The stock market rally I predicted on August 17th came to pass. How did I know it would happen?
First, let's recap the action. The US market is up 2.5% or so (the biggest one week gain in 4 months) since the prediction, the Hang Seng was up 12% last week, and the Kospi (Korea) and Bovespa (Brazil) were both up 9%.
So how was it clear to me that the market would rally for a week? Well, there was a definite sense of panic on the prior Thursday. Jim Cramer's doom-filled rant on Erin Burnett's CNBC show is one obvious example. Watch Cramer lose it here on youtube.

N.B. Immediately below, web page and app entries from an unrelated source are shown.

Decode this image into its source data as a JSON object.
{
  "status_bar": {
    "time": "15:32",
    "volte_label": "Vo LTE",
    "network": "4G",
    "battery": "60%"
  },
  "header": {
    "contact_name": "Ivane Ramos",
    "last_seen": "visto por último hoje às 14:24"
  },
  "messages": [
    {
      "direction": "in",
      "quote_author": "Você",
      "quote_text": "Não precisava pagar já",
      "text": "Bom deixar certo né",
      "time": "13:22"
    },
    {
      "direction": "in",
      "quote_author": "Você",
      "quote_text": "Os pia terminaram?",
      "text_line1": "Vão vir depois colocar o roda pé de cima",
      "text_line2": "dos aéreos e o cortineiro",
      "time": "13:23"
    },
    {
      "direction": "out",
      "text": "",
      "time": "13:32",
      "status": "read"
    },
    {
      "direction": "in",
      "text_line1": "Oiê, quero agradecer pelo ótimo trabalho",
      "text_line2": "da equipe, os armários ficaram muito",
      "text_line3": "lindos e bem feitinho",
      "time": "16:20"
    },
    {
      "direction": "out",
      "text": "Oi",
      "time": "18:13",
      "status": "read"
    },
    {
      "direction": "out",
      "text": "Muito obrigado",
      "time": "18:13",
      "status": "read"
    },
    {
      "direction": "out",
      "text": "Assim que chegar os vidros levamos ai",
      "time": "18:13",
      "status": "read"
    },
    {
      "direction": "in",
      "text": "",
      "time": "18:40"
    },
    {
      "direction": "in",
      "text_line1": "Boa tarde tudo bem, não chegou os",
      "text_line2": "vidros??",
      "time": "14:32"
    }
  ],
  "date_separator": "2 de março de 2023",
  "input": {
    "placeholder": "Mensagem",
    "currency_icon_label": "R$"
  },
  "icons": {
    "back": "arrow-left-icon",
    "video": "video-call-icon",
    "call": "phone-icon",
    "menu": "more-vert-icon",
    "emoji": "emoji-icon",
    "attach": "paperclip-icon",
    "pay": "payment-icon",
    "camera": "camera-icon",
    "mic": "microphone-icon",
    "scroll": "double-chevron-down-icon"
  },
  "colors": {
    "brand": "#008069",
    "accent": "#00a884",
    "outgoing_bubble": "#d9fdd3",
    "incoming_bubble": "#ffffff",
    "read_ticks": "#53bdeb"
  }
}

When the panic was over, there was a end-of-day rally -- the first positive sign. Then there was relief when the Fed dropped the discount rate 1/2% -- indicating that the Fed would bail out the markets if need be. That relief gradually spread and encouraged panicked traders to buy back in, prompting shorts to cover, and a rally ensued. Psychologically, if traders are not at peak fear (risk aversion), they are less risk averse (leading to greater buy pressure). Even when they are afraid (but no longer panicking), then the market will rally. It's all about levels of risk aversion relative to their recent extremes.

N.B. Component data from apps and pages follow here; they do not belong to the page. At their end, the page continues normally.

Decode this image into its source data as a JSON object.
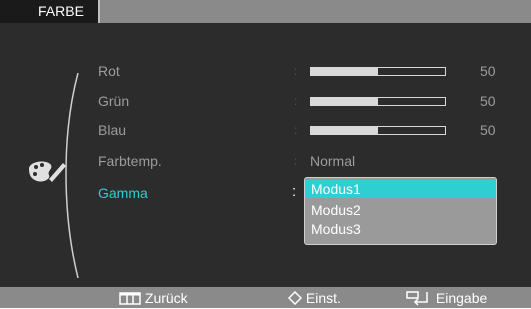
{
  "title": "FARBE",
  "menu": [
    {
      "label": "Rot",
      "type": "slider",
      "value": 50,
      "display": "50"
    },
    {
      "label": "Grün",
      "type": "slider",
      "value": 50,
      "display": "50"
    },
    {
      "label": "Blau",
      "type": "slider",
      "value": 50,
      "display": "50"
    },
    {
      "label": "Farbtemp.",
      "type": "text",
      "display": "Normal"
    },
    {
      "label": "Gamma",
      "type": "dropdown",
      "active": true
    }
  ],
  "separator": ":",
  "gamma_options": [
    "Modus1",
    "Modus2",
    "Modus3"
  ],
  "gamma_selected": "Modus1",
  "footer": {
    "back_label": "Zurück",
    "adjust_label": "Einst.",
    "enter_label": "Eingabe"
  },
  "icons": {
    "mode": "color-palette-icon",
    "back": "menu-grid-icon",
    "adjust": "up-down-diamond-icon",
    "enter": "enter-return-icon"
  },
  "colors": {
    "accent": "#2ecfd2",
    "background": "#2c2c2c",
    "bars": "#8a8a8a",
    "inactive_text": "#9c9c9c"
  }
}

If another negative event had happened (some small ones did), the market wouldn't have fallen as much because the short-term players were already scared out. It would take a major event to convince the long-term money to sell.

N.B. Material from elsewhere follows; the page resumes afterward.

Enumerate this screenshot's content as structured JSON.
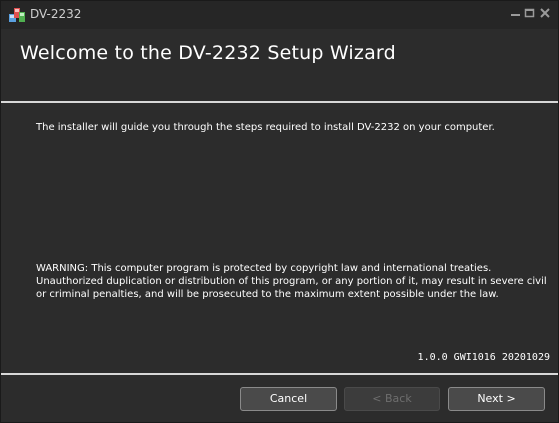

On an individual basis, I know many traders and fund managers had difficulty staying long on that Thursday (August 16th). Most portfolio managers knew it was a good time to buy (as every asset manager has learned, it's a great time to "buy when there's blood on the streets"). But without long experience and tremendous courage, it is extremely challening to emotionally hold the line during such periods. My book Inside the Investor's Brain: The Power of Mind Over Money (Wiley Trading) has some tips for practitioners during market panics.